The ‘secret deflator’ used to fiddle the GDP figures

I wrote here a few weeks ago about the oddly opaque manner in which the government figures out what inflation-adjusted GDP growth in the UK is.

It doesn’t use the RPI or the CPI as a representative of inflation – as you might think they would – instead, it uses its own deflator. I have no idea how that is calculated, and I strongly suspect that almost no one else does either.

The key point to note is that until 2010 the RPI and the deflator were much of a muchness. But in the last few years, they have suddenly (and to my mind inexplicably) parted ways.

James Ferguson at MacroStrategy Partners has kindly picked this point up for me and produced this chart:

Real GDP vs NGDP adjusted for RPI

GDP v NGDP

If you assume that the Office for National Statistics’ occult calculations for the deflator are entirely reasonable and correct, the UK has avoided a double dip recession (hooray!).
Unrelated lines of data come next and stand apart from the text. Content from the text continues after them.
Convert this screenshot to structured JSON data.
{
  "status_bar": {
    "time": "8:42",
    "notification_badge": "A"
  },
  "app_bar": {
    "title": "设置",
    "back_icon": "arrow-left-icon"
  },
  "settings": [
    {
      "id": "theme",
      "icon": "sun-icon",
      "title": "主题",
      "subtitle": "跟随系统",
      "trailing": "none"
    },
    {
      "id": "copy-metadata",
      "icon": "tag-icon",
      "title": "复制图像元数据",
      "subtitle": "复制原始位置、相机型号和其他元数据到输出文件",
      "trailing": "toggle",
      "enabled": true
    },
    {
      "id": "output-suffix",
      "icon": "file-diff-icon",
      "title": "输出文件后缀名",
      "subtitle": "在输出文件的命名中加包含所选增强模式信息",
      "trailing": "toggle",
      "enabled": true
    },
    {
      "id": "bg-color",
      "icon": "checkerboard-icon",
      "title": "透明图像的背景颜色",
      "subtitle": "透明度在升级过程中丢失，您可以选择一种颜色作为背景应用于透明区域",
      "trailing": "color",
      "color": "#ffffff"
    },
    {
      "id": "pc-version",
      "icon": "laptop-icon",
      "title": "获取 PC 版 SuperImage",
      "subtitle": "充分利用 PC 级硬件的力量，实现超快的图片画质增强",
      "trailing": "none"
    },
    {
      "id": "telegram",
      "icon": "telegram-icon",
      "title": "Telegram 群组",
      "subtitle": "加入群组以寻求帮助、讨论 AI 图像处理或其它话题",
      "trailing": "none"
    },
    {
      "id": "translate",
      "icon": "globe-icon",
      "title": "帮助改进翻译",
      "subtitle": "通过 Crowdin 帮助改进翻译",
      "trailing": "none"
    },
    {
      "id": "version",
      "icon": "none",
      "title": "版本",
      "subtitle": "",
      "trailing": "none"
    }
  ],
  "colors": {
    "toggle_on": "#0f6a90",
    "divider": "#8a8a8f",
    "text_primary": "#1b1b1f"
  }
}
If, on the other hand, you note that the deflator and the RPI have rarely diverged in the past, and so think that using the RPI to deflate nominal GDP continues to make perfect sense, it turns out that the real economy has been contracting since 2008 (boo!).

That’s not a double dip. It is a depression.